*** Opening DATASET EXTRACT ***
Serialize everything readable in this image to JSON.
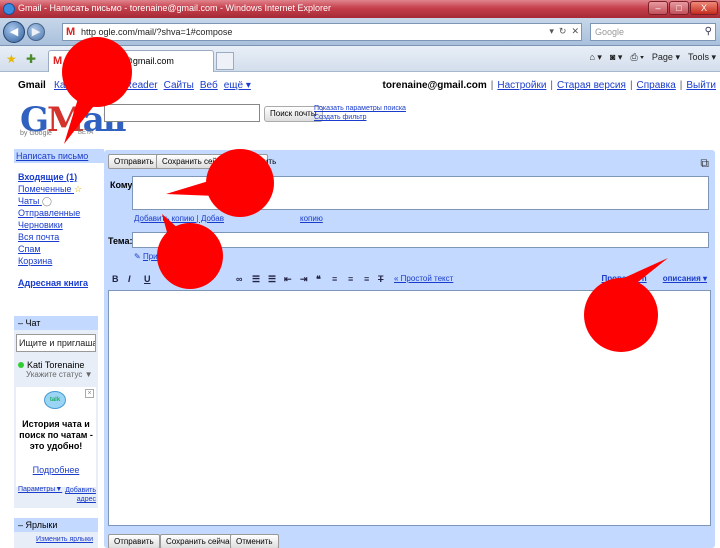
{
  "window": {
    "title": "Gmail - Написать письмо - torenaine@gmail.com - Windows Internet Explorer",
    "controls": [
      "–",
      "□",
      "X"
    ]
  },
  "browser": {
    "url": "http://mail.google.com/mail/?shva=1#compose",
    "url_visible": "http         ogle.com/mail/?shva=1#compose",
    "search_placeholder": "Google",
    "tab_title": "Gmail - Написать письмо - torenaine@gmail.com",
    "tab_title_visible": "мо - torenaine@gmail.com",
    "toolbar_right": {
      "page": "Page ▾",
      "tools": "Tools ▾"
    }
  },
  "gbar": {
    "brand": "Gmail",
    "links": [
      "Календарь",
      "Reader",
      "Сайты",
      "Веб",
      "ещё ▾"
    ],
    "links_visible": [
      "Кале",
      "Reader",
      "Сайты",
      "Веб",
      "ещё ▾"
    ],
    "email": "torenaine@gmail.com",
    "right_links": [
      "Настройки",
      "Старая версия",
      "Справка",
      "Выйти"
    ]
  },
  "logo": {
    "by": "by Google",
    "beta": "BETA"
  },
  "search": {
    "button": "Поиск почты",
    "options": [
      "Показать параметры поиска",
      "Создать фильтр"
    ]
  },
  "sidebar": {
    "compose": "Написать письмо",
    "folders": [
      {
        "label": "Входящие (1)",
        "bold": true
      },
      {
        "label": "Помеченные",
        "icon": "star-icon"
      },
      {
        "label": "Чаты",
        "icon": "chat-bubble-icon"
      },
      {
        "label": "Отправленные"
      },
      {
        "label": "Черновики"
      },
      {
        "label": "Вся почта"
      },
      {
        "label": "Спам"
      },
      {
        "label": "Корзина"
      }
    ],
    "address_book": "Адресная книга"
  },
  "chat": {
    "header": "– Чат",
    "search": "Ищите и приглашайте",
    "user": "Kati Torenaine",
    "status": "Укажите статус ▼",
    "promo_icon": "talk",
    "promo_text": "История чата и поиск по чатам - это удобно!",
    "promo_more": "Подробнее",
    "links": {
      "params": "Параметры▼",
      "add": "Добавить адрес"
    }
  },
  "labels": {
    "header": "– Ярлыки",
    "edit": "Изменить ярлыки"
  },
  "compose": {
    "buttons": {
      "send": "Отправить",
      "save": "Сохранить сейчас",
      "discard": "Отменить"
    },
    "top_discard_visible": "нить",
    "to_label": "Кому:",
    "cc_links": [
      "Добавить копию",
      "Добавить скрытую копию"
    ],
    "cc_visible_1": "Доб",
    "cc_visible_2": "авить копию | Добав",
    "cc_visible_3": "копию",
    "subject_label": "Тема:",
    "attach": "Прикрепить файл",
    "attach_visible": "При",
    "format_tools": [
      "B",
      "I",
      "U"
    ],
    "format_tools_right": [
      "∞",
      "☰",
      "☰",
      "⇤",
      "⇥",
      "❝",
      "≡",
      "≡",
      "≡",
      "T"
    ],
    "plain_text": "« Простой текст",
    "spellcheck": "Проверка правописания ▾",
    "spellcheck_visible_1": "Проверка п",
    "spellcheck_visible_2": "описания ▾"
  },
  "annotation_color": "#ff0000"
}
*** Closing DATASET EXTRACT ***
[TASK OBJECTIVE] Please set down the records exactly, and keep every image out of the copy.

[REPLY TO THE EXERCISE]
Serialize everything readable in this image to JSON.
{
  "window": {
    "title": "Gmail - Написать письмо - torenaine@gmail.com - Windows Internet Explorer",
    "controls": [
      "–",
      "□",
      "X"
    ]
  },
  "browser": {
    "url": "http://mail.google.com/mail/?shva=1#compose",
    "url_visible": "http         ogle.com/mail/?shva=1#compose",
    "search_placeholder": "Google",
    "tab_title": "Gmail - Написать письмо - torenaine@gmail.com",
    "tab_title_visible": "мо - torenaine@gmail.com",
    "toolbar_right": {
      "page": "Page ▾",
      "tools": "Tools ▾"
    }
  },
  "gbar": {
    "brand": "Gmail",
    "links": [
      "Календарь",
      "Reader",
      "Сайты",
      "Веб",
      "ещё ▾"
    ],
    "links_visible": [
      "Кале",
      "Reader",
      "Сайты",
      "Веб",
      "ещё ▾"
    ],
    "email": "torenaine@gmail.com",
    "right_links": [
      "Настройки",
      "Старая версия",
      "Справка",
      "Выйти"
    ]
  },
  "logo": {
    "by": "by Google",
    "beta": "BETA"
  },
  "search": {
    "button": "Поиск почты",
    "options": [
      "Показать параметры поиска",
      "Создать фильтр"
    ]
  },
  "sidebar": {
    "compose": "Написать письмо",
    "folders": [
      {
        "label": "Входящие (1)",
        "bold": true
      },
      {
        "label": "Помеченные",
        "icon": "star-icon"
      },
      {
        "label": "Чаты",
        "icon": "chat-bubble-icon"
      },
      {
        "label": "Отправленные"
      },
      {
        "label": "Черновики"
      },
      {
        "label": "Вся почта"
      },
      {
        "label": "Спам"
      },
      {
        "label": "Корзина"
      }
    ],
    "address_book": "Адресная книга"
  },
  "chat": {
    "header": "– Чат",
    "search": "Ищите и приглашайте",
    "user": "Kati Torenaine",
    "status": "Укажите статус ▼",
    "promo_icon": "talk",
    "promo_text": "История чата и поиск по чатам - это удобно!",
    "promo_more": "Подробнее",
    "links": {
      "params": "Параметры▼",
      "add": "Добавить адрес"
    }
  },
  "labels": {
    "header": "– Ярлыки",
    "edit": "Изменить ярлыки"
  },
  "compose": {
    "buttons": {
      "send": "Отправить",
      "save": "Сохранить сейчас",
      "discard": "Отменить"
    },
    "top_discard_visible": "нить",
    "to_label": "Кому:",
    "cc_links": [
      "Добавить копию",
      "Добавить скрытую копию"
    ],
    "cc_visible_1": "Доб",
    "cc_visible_2": "авить копию | Добав",
    "cc_visible_3": "копию",
    "subject_label": "Тема:",
    "attach": "Прикрепить файл",
    "attach_visible": "При",
    "format_tools": [
      "B",
      "I",
      "U"
    ],
    "format_tools_right": [
      "∞",
      "☰",
      "☰",
      "⇤",
      "⇥",
      "❝",
      "≡",
      "≡",
      "≡",
      "T"
    ],
    "plain_text": "« Простой текст",
    "spellcheck": "Проверка правописания ▾",
    "spellcheck_visible_1": "Проверка п",
    "spellcheck_visible_2": "описания ▾"
  },
  "annotation_color": "#ff0000"
}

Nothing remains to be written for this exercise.